Problem requirements => Give back all of the data exactly as written.

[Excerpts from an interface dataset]

************

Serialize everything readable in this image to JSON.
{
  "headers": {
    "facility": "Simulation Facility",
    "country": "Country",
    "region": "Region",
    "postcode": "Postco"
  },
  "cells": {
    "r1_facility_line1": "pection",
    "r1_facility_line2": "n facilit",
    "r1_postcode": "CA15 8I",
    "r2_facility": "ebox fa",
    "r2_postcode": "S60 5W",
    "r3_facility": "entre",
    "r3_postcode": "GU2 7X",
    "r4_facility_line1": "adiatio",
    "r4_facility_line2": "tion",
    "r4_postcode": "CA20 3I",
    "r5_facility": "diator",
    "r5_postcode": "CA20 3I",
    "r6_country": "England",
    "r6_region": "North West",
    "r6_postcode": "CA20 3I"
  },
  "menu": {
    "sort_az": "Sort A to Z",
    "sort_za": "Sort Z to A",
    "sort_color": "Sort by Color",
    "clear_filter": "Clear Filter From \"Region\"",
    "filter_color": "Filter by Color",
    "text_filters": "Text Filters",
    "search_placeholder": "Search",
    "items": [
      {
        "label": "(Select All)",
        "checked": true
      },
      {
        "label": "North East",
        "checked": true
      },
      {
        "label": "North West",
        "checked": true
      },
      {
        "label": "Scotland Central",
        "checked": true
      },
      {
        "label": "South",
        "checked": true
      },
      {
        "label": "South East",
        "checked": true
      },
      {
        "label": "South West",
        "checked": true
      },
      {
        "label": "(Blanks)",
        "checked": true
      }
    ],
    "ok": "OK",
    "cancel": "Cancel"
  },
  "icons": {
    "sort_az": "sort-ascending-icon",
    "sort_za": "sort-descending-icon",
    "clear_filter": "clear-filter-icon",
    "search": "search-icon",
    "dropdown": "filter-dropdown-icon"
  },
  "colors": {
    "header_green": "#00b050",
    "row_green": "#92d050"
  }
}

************

Answer box =>
Serialize everything readable in this image to JSON.
{
  "headers": {
    "facility": "Simulation Facility",
    "country": "Country",
    "region": "Region",
    "postcode": "Postco"
  },
  "cells": {
    "r1_facility_line1": "pection",
    "r1_facility_line2": "n facilit",
    "r1_postcode": "CA15 8I",
    "r2_facility": "ebox fa",
    "r2_postcode": "S60 5W",
    "r3_facility": "entre",
    "r3_postcode": "GU2 7X",
    "r4_facility_line1": "adiatio",
    "r4_facility_line2": "tion",
    "r4_postcode": "CA20 3I",
    "r5_facility": "diator",
    "r5_postcode": "CA20 3I",
    "r6_country": "England",
    "r6_region": "North West",
    "r6_postcode": "CA20 3I"
  },
  "menu": {
    "sort_az": "Sort A to Z",
    "sort_za": "Sort Z to A",
    "sort_color": "Sort by Color",
    "clear_filter": "Clear Filter From \"Region\"",
    "filter_color": "Filter by Color",
    "text_filters": "Text Filters",
    "search_placeholder": "Search",
    "items": [
      {
        "label": "(Select All)",
        "checked": true
      },
      {
        "label": "North East",
        "checked": true
      },
      {
        "label": "North West",
        "checked": true
      },
      {
        "label": "Scotland Central",
        "checked": true
      },
      {
        "label": "South",
        "checked": true
      },
      {
        "label": "South East",
        "checked": true
      },
      {
        "label": "South West",
        "checked": true
      },
      {
        "label": "(Blanks)",
        "checked": true
      }
    ],
    "ok": "OK",
    "cancel": "Cancel"
  },
  "icons": {
    "sort_az": "sort-ascending-icon",
    "sort_za": "sort-descending-icon",
    "clear_filter": "clear-filter-icon",
    "search": "search-icon",
    "dropdown": "filter-dropdown-icon"
  },
  "colors": {
    "header_green": "#00b050",
    "row_green": "#92d050"
  }
}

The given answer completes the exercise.